I have two small rather battered monochrome prints of the Handley Page Marathon G-ALUB (c/n 101). I suspect the shots are taken at Paraparaumu. This aircraft arrived in NZ on 02-02-1950 and was flown on scheduled NZNAC routes by Captain H C Walker and R T Mounsey.
It departed Auckland for Norfolk Island and Sydney on 13-02-1950.
The Marathon was actually a Miles design - their first all metal aircraft - but financial ruin meant that Handley Page took up the production of these aircraft.

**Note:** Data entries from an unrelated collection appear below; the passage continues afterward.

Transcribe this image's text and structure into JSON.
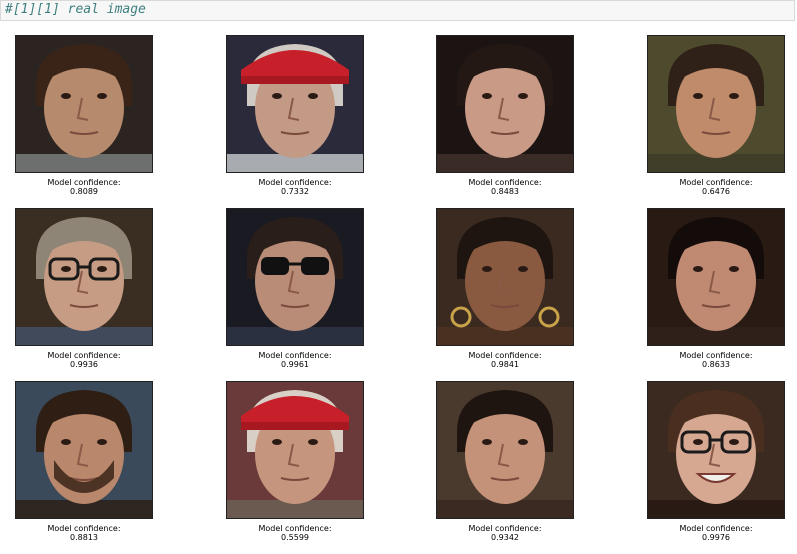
{
  "cell": {
    "code_comment": "#[1][1] real image"
  },
  "images": [
    {
      "label": "Model confidence:",
      "value": "0.8089",
      "bg": "#2b2420",
      "skin": "#b68a6d",
      "hair": "#3a2418",
      "shirt": "#6c6f6e",
      "accent": "none"
    },
    {
      "label": "Model confidence:",
      "value": "0.7332",
      "bg": "#2a2a3a",
      "skin": "#c29a85",
      "hair": "#cfcac4",
      "shirt": "#a8acb0",
      "accent": "redcap"
    },
    {
      "label": "Model confidence:",
      "value": "0.8483",
      "bg": "#1b1412",
      "skin": "#c99a86",
      "hair": "#241815",
      "shirt": "#3a2b27",
      "accent": "none"
    },
    {
      "label": "Model confidence:",
      "value": "0.6476",
      "bg": "#4d4a2d",
      "skin": "#c08b6a",
      "hair": "#2f2118",
      "shirt": "#403d28",
      "accent": "none"
    },
    {
      "label": "Model confidence:",
      "value": "0.9936",
      "bg": "#3a2e22",
      "skin": "#c79c84",
      "hair": "#8f8576",
      "shirt": "#404a5a",
      "accent": "glasses"
    },
    {
      "label": "Model confidence:",
      "value": "0.9961",
      "bg": "#1a1b22",
      "skin": "#b88c76",
      "hair": "#2a1e1a",
      "shirt": "#2b3040",
      "accent": "sunglasses"
    },
    {
      "label": "Model confidence:",
      "value": "0.9841",
      "bg": "#3a2a20",
      "skin": "#8a5a40",
      "hair": "#1e1410",
      "shirt": "#4a3020",
      "accent": "earrings"
    },
    {
      "label": "Model confidence:",
      "value": "0.8633",
      "bg": "#2a1a14",
      "skin": "#c08a72",
      "hair": "#140c0a",
      "shirt": "#30201a",
      "accent": "none"
    },
    {
      "label": "Model confidence:",
      "value": "0.8813",
      "bg": "#3a4a5a",
      "skin": "#b9876b",
      "hair": "#2e1e14",
      "shirt": "#2e2620",
      "accent": "beard"
    },
    {
      "label": "Model confidence:",
      "value": "0.5599",
      "bg": "#6a3a3a",
      "skin": "#c6957e",
      "hair": "#d8d0c6",
      "shirt": "#6a5a50",
      "accent": "redcap"
    },
    {
      "label": "Model confidence:",
      "value": "0.9342",
      "bg": "#4a3a2e",
      "skin": "#c49279",
      "hair": "#1e1410",
      "shirt": "#3a2a22",
      "accent": "none"
    },
    {
      "label": "Model confidence:",
      "value": "0.9976",
      "bg": "#3a2a20",
      "skin": "#d6a892",
      "hair": "#4a2e20",
      "shirt": "#2a1a14",
      "accent": "glasses-smile"
    }
  ]
}
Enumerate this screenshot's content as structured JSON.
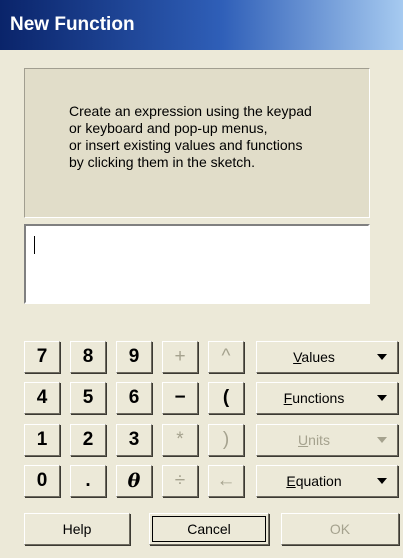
{
  "window": {
    "title": "New Function"
  },
  "instructions": {
    "lines": [
      "Create an expression using the keypad",
      "or keyboard and pop-up menus,",
      "or insert existing values and functions",
      "by clicking them in the sketch."
    ]
  },
  "expression": {
    "value": ""
  },
  "keypad": {
    "row1": [
      "7",
      "8",
      "9",
      "+",
      "^"
    ],
    "row2": [
      "4",
      "5",
      "6",
      "−",
      "("
    ],
    "row3": [
      "1",
      "2",
      "3",
      "*",
      ")"
    ],
    "row4": [
      "0",
      ".",
      "θ",
      "÷",
      "←"
    ]
  },
  "menus": {
    "values": "Values",
    "functions": "Functions",
    "units": "Units",
    "equation": "Equation"
  },
  "buttons": {
    "help": "Help",
    "cancel": "Cancel",
    "ok": "OK"
  }
}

G-ALUB was the first production aircraft and was registered to Handley Page on 24-06-1949 and obtained its UK CofA on 13-01-1950.
It was used for a demonstration machine. A such it departed Woodley (UK) on 14-01-1950 for a sale tour of Australia and New Zealand.
A much better view of this aircraft is below and comes from the Evening Post on or about 10-02-1950. Taken at the old Wellington Rongotai airfield.
The engines are DH Gipsy Queen 71's.
Below we have a photo and blurb (in blue)from the Ed Coates collection.
"Not a super shot, but quite rare. It is from the personal album of Ellis Trautman and shows the
first production HPR.1 Marathon at remote Forrest, West Australia whilst it was on its sales tour of Australia and New Zealand, having left Woodley on 14 January 1950.
Not only were no sales forthcoming in the antipodes, but, upon returning to the U.K. the aircraft was also rejected by BEA.
This, despite it having been painted in full BEA livery and given the name 'Rob Roy'.
In the event, the only airlines to operate this small four engine machine (at least from new) were West African Airways Corp and Burma Airways.
Pic above shows G-ALUB in BEA markings.
The RAF did, however, take some 28 odd of the unsold ones and used them as navigational trainers, branded as Marathon T.11s."
G-ALUB was listed to the UK Ministry of Supply on 29-08-1951 and delivered to the RAF on 28-03-1952 and given the RAF serial of XA249. It was scrapped in January of 1959.
Very interesting- thanks.ReplyDelete